▶ [Material to process]:

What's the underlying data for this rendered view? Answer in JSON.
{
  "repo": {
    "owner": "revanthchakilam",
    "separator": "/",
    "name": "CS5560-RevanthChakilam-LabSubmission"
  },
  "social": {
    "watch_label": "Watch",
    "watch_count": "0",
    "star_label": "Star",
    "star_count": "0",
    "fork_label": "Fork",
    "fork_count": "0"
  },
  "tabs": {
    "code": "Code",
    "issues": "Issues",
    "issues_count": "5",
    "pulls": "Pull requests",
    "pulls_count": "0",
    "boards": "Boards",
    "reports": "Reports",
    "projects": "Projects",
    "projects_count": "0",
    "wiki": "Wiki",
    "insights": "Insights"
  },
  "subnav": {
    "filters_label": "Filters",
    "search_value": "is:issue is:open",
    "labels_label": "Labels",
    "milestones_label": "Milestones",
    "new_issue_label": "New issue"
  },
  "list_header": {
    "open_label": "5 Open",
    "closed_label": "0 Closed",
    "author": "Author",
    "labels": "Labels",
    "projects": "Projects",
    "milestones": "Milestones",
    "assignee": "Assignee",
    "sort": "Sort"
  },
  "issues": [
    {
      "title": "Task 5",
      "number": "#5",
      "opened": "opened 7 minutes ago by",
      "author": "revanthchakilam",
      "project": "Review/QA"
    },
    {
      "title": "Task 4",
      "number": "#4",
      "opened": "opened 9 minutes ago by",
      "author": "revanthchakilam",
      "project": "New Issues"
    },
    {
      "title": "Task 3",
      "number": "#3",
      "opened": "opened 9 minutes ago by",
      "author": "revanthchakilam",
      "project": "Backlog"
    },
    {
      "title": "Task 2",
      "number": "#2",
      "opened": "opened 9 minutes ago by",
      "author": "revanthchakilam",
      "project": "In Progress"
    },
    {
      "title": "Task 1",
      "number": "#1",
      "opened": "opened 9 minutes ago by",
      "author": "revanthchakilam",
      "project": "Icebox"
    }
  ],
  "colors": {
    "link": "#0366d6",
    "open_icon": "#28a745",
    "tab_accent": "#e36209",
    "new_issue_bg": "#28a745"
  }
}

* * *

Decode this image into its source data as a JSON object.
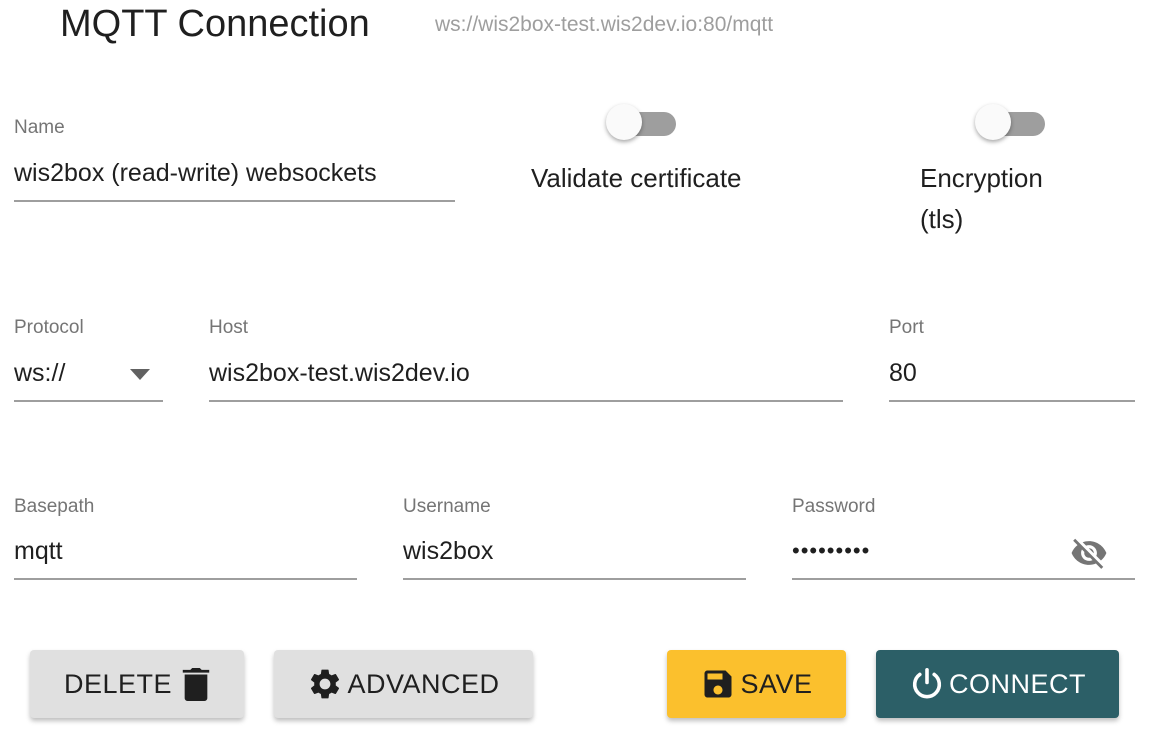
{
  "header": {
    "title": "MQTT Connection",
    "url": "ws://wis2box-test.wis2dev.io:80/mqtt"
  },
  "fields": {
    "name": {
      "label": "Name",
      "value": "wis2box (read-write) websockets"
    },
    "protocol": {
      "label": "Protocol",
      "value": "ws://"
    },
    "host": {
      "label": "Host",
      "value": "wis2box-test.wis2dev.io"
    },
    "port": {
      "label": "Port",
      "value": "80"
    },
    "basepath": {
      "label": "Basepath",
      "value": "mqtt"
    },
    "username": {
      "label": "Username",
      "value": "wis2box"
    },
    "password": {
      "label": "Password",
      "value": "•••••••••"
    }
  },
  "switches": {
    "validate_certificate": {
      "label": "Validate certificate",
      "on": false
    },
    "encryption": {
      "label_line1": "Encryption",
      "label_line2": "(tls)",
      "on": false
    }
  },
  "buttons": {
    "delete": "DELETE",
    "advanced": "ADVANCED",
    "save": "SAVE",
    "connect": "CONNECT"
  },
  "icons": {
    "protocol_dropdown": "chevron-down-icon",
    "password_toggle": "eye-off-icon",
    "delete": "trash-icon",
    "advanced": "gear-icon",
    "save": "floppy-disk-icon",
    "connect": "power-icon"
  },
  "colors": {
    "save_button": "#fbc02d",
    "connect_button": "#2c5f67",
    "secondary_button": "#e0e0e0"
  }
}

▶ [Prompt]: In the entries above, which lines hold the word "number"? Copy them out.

▶ [Reply]:
      "number": "#5",
      "number": "#4",
      "number": "#3",
      "number": "#2",
      "number": "#1",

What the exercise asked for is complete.